Waist Waders

Sometimes called wading pants, these are one size down from chest waders, and they’re basically waterproof pants that come up to your waist. They’re held in place with a belt or suspenders. Compared to chest waders, they allow more freedom of movement for your upper body, and they’ll keep you dry if you’re only wading up to your thighs. 

Hip or Thigh Waders

These look like a cowboy’s chaps. They’re two separate legs (like super tall rain boots) that are held up by attachments to your belt. They’re ideal for fishing in shallow streams (up to your knees or lower thighs) that don’t have strong currents. Hip waders are usually the least expensive and least cumbersome option as well.

A man standing in a creek, wearing waders and holding a fishing rod.

Wader Materials

Although most waders are made out of polyester or nylon, there are a few different materials to look out for, each with their own advantages and drawbacks.

Polyester or Nylon

These days, most waders are made from polyester or nylon with a waterproof-but-breathable membrane similar to what you’ll find in rain jackets. This keeps them light and comfortable for long days of fishing. Especially on warmer days, they’ll allow any sweat or moisture your body creates to escape while keeping out any river water. On colder days, they can be worn with insulating layers underneath to keep you warm. They do have one downside, however: durability. Polyester and nylon are susceptible to punctures or tears, especially at stress points like the knees and seat.

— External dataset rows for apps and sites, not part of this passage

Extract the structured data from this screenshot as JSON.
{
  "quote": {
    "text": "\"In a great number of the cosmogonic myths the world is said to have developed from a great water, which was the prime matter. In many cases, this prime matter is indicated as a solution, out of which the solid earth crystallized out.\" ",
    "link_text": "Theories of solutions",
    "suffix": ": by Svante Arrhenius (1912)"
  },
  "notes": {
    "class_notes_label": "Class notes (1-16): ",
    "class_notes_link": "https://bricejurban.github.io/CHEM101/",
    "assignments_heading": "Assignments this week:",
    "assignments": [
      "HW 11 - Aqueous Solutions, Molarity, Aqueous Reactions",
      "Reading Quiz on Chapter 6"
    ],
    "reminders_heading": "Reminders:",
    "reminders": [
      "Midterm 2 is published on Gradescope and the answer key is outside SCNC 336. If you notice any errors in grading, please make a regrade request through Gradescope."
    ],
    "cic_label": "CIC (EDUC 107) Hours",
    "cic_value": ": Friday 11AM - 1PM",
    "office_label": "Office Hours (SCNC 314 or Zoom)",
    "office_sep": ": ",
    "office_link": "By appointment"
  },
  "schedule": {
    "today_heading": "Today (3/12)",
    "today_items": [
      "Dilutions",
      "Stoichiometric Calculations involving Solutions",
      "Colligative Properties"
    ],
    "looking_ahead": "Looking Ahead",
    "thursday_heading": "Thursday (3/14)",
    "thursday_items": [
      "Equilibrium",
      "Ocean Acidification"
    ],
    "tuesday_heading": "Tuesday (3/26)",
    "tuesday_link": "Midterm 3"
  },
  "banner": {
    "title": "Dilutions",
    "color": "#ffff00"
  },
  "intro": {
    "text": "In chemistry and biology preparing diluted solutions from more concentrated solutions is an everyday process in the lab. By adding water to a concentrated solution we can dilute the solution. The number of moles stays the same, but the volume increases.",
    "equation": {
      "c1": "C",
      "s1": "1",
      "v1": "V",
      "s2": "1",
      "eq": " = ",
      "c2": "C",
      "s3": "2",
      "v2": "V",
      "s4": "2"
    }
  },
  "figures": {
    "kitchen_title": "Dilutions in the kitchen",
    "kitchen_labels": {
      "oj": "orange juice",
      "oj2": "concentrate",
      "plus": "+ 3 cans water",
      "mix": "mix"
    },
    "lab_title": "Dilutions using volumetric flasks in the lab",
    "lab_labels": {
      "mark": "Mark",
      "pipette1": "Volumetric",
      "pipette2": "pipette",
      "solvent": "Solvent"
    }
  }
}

PVC or Rubber

These materials are far tougher (and cheaper) than polyester and nylon, but waders made with them are bulky, cumbersome, and not breathable—if worn during the summer months, you’ll get pretty warm. Because it isn’t as flexible, PVC is more commonly used in hip waders. 


Waders made with neoprene fall somewhere in the middle. They’re less stiff than PVC and rubber but don’t have the breathability of polyester-nylon waders. They’re also much warmer than either option, which makes them ideally suited to chilly early spring or fall temperatures. 

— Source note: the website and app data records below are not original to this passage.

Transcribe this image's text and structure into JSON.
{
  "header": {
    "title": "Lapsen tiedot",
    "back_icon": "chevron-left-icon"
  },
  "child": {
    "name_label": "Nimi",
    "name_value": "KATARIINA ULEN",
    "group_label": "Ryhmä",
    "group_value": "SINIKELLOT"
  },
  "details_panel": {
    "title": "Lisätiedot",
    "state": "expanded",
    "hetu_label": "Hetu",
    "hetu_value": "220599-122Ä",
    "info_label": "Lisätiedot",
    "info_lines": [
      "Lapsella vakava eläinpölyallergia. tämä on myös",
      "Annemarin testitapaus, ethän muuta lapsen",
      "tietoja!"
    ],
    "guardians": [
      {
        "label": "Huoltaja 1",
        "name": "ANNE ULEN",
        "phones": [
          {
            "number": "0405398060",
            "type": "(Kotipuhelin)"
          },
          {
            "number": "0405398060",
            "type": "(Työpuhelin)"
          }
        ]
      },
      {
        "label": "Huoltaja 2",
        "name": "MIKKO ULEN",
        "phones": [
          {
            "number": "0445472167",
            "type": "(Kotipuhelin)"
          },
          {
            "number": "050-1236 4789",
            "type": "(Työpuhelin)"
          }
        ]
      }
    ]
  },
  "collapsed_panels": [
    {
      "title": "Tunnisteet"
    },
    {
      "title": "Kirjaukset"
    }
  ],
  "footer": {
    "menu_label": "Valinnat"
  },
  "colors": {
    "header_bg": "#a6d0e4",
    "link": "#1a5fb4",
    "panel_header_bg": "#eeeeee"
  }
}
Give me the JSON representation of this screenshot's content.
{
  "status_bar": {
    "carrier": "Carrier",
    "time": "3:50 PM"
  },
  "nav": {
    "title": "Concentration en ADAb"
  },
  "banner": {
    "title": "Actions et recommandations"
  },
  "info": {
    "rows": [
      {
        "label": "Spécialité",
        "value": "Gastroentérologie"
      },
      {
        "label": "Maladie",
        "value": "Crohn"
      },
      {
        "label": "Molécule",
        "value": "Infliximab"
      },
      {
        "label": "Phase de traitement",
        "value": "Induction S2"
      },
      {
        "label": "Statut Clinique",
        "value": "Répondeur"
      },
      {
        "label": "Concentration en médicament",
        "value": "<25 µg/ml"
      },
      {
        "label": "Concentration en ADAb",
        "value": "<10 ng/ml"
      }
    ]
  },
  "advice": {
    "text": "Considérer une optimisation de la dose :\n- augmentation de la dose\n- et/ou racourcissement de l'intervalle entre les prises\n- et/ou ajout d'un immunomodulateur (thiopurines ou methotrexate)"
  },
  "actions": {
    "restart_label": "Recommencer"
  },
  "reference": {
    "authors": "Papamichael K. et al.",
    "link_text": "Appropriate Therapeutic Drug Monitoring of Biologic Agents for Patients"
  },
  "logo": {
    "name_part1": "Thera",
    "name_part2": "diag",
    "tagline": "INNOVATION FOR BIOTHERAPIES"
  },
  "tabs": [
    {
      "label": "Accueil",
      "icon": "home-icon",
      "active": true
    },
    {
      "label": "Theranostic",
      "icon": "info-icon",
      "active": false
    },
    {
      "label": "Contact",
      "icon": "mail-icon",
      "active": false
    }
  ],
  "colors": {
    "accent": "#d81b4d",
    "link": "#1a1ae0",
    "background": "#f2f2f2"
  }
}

Bootfoot vs. Stockingfoot

Once you get down to your feet, waders fall into two different categories: Bootfoot (or barefoot) waders have a built-in boot, while stockingfoot waders have neoprene booties that slip into separate wading boots.

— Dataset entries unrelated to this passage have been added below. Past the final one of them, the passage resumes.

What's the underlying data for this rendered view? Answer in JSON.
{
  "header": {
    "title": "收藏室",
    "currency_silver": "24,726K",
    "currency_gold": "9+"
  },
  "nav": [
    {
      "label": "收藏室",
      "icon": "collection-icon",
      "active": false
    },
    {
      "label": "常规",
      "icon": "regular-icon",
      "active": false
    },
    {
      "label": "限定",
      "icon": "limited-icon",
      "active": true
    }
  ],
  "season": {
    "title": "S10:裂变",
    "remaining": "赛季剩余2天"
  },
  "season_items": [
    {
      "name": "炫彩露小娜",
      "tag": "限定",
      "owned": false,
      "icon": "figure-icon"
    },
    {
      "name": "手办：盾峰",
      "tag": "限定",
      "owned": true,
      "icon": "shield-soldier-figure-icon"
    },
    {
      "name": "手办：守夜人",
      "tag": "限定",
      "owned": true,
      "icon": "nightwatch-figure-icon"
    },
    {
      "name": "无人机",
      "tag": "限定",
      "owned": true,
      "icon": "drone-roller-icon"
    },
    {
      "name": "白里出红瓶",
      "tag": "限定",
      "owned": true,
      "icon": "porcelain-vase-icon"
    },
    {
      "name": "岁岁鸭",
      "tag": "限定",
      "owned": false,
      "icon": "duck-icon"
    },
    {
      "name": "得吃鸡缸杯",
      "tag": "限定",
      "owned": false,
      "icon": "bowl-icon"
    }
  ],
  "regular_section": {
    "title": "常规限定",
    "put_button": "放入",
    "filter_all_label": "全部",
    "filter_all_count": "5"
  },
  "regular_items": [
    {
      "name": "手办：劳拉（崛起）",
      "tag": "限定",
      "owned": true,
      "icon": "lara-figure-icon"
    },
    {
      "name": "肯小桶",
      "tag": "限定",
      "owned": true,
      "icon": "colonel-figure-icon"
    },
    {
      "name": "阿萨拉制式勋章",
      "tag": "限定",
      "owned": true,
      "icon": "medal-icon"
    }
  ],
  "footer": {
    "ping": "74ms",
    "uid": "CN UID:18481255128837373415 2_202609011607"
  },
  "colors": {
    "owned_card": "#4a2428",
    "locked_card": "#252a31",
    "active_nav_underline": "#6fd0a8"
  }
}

Bootfoot Waders

This style offers several advantages: You won’t need to buy a dedicated pair of wading boots, they’re easy to take on and off, and they keep rocks and river debris from sneaking inside your boots. Bootfoot waders are also typically the most cost-effective option.

Stockingfoot Waders

These have the advantage of being much lighter. If you’re hiking to your fishing site, that can save weight in your pack. You’ll need wading boots, but that means you can customize what you want on your feet, both in terms of style and boot model and also by tightening or loosening the laces to get a dialed-in fit. For those reasons, stockingfoot waders are typically more comfortable than bootfoot waders. 

Additional Features To Look For

Waders can be simple or packed with extra features, depending on your preference. Consider looking for waders with these add-ons:

Chest Pockets

Chest waders often have front pockets that can be a convenient place to stash small, important items. 

Wading Belts and Belt Loops

A wading belt is an important safety tool, even if you don’t expect to go too deep. It cinches down around your waist so that if you accidentally fall in, your waders won’t fill up with water and keep you submerged. When shopping, make sure your waders have loops for a wading belt.

Gravel Guards

With stockingfoot waders, it’s possible for rocks or other debris to wash into your boots. Some waders have an additional gaiter—called a gravel guard—that folds down over the top of your boots to keep debris out. 

Knee Pads

In shallower water, you might need to kneel down occasionally (maybe to pull out that trophy trout). Reinforced knees will protect your waders from scrapes with the creek bottom—especially important if they’re made from less durable polyester or nylon.

All articles are for general informational purposes.  Each individual’s needs, preferences, goals and abilities may vary.  Be sure to obtain all appropriate training, expert supervision and/or medical advice before engaging in strenuous or potentially hazardous activity.